• _What you will do_: Word for word, return every record that follows.

[[ Records for this task, beginning ]]

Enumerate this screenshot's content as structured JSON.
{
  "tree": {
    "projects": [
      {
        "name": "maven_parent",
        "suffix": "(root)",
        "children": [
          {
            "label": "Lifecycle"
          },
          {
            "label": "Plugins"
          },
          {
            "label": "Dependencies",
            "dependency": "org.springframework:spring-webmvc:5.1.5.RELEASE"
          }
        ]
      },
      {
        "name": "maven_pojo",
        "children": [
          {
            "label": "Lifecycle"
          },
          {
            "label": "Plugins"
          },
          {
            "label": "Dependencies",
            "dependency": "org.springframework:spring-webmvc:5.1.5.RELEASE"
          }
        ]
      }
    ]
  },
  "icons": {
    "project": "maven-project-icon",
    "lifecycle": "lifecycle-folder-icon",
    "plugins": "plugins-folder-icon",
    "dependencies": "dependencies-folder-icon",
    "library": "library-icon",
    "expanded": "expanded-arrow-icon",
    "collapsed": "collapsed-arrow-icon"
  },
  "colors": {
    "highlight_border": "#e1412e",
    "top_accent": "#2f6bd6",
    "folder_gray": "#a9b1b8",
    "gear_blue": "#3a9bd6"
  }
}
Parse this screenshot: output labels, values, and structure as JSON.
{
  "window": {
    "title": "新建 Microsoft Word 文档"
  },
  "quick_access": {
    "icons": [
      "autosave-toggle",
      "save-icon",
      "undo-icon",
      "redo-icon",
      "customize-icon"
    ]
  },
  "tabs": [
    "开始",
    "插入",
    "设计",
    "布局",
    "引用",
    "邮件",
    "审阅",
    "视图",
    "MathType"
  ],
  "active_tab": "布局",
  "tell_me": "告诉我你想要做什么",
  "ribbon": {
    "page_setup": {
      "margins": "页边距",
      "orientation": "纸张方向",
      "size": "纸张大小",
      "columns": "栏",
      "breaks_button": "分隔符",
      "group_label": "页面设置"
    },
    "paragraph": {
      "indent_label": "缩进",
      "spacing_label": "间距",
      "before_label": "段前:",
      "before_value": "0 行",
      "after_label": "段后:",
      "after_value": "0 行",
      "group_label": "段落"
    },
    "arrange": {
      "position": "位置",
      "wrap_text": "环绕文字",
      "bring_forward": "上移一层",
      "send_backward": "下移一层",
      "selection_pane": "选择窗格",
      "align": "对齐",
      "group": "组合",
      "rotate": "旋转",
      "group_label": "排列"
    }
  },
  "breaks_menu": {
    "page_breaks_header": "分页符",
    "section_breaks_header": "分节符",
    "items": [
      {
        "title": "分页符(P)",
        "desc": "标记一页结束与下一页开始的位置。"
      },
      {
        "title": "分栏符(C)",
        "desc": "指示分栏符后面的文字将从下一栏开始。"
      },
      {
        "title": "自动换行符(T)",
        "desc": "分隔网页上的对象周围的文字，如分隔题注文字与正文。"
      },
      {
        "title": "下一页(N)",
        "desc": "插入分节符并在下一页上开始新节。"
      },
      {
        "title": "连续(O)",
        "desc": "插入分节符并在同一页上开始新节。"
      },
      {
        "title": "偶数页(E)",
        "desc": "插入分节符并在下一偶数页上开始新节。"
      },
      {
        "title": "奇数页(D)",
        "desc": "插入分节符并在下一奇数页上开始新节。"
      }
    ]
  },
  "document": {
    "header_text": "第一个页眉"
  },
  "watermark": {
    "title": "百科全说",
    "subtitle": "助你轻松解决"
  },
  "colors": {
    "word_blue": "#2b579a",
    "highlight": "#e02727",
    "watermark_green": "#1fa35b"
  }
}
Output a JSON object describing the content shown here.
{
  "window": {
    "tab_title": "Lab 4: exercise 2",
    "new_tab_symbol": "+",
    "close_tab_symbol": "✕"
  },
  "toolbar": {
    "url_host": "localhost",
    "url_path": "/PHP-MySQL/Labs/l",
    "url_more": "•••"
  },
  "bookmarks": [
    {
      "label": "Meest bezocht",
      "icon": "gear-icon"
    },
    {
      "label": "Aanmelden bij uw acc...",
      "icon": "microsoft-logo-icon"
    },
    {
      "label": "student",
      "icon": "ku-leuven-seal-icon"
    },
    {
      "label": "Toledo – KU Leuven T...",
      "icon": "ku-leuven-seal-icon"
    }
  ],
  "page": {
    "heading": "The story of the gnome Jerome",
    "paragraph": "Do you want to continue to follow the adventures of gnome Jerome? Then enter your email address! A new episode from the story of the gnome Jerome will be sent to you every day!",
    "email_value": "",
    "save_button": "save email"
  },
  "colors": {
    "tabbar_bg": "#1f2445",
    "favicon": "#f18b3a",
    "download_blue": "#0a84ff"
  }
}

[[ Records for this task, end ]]

• _Answer area_:
Enumerate this screenshot's content as structured JSON.
{
  "tree": {
    "projects": [
      {
        "name": "maven_parent",
        "suffix": "(root)",
        "children": [
          {
            "label": "Lifecycle"
          },
          {
            "label": "Plugins"
          },
          {
            "label": "Dependencies",
            "dependency": "org.springframework:spring-webmvc:5.1.5.RELEASE"
          }
        ]
      },
      {
        "name": "maven_pojo",
        "children": [
          {
            "label": "Lifecycle"
          },
          {
            "label": "Plugins"
          },
          {
            "label": "Dependencies",
            "dependency": "org.springframework:spring-webmvc:5.1.5.RELEASE"
          }
        ]
      }
    ]
  },
  "icons": {
    "project": "maven-project-icon",
    "lifecycle": "lifecycle-folder-icon",
    "plugins": "plugins-folder-icon",
    "dependencies": "dependencies-folder-icon",
    "library": "library-icon",
    "expanded": "expanded-arrow-icon",
    "collapsed": "collapsed-arrow-icon"
  },
  "colors": {
    "highlight_border": "#e1412e",
    "top_accent": "#2f6bd6",
    "folder_gray": "#a9b1b8",
    "gear_blue": "#3a9bd6"
  }
}
Parse this screenshot: output labels, values, and structure as JSON.
{
  "window": {
    "title": "新建 Microsoft Word 文档"
  },
  "quick_access": {
    "icons": [
      "autosave-toggle",
      "save-icon",
      "undo-icon",
      "redo-icon",
      "customize-icon"
    ]
  },
  "tabs": [
    "开始",
    "插入",
    "设计",
    "布局",
    "引用",
    "邮件",
    "审阅",
    "视图",
    "MathType"
  ],
  "active_tab": "布局",
  "tell_me": "告诉我你想要做什么",
  "ribbon": {
    "page_setup": {
      "margins": "页边距",
      "orientation": "纸张方向",
      "size": "纸张大小",
      "columns": "栏",
      "breaks_button": "分隔符",
      "group_label": "页面设置"
    },
    "paragraph": {
      "indent_label": "缩进",
      "spacing_label": "间距",
      "before_label": "段前:",
      "before_value": "0 行",
      "after_label": "段后:",
      "after_value": "0 行",
      "group_label": "段落"
    },
    "arrange": {
      "position": "位置",
      "wrap_text": "环绕文字",
      "bring_forward": "上移一层",
      "send_backward": "下移一层",
      "selection_pane": "选择窗格",
      "align": "对齐",
      "group": "组合",
      "rotate": "旋转",
      "group_label": "排列"
    }
  },
  "breaks_menu": {
    "page_breaks_header": "分页符",
    "section_breaks_header": "分节符",
    "items": [
      {
        "title": "分页符(P)",
        "desc": "标记一页结束与下一页开始的位置。"
      },
      {
        "title": "分栏符(C)",
        "desc": "指示分栏符后面的文字将从下一栏开始。"
      },
      {
        "title": "自动换行符(T)",
        "desc": "分隔网页上的对象周围的文字，如分隔题注文字与正文。"
      },
      {
        "title": "下一页(N)",
        "desc": "插入分节符并在下一页上开始新节。"
      },
      {
        "title": "连续(O)",
        "desc": "插入分节符并在同一页上开始新节。"
      },
      {
        "title": "偶数页(E)",
        "desc": "插入分节符并在下一偶数页上开始新节。"
      },
      {
        "title": "奇数页(D)",
        "desc": "插入分节符并在下一奇数页上开始新节。"
      }
    ]
  },
  "document": {
    "header_text": "第一个页眉"
  },
  "watermark": {
    "title": "百科全说",
    "subtitle": "助你轻松解决"
  },
  "colors": {
    "word_blue": "#2b579a",
    "highlight": "#e02727",
    "watermark_green": "#1fa35b"
  }
}
Output a JSON object describing the content shown here.
{
  "window": {
    "tab_title": "Lab 4: exercise 2",
    "new_tab_symbol": "+",
    "close_tab_symbol": "✕"
  },
  "toolbar": {
    "url_host": "localhost",
    "url_path": "/PHP-MySQL/Labs/l",
    "url_more": "•••"
  },
  "bookmarks": [
    {
      "label": "Meest bezocht",
      "icon": "gear-icon"
    },
    {
      "label": "Aanmelden bij uw acc...",
      "icon": "microsoft-logo-icon"
    },
    {
      "label": "student",
      "icon": "ku-leuven-seal-icon"
    },
    {
      "label": "Toledo – KU Leuven T...",
      "icon": "ku-leuven-seal-icon"
    }
  ],
  "page": {
    "heading": "The story of the gnome Jerome",
    "paragraph": "Do you want to continue to follow the adventures of gnome Jerome? Then enter your email address! A new episode from the story of the gnome Jerome will be sent to you every day!",
    "email_value": "",
    "save_button": "save email"
  },
  "colors": {
    "tabbar_bg": "#1f2445",
    "favicon": "#f18b3a",
    "download_blue": "#0a84ff"
  }
}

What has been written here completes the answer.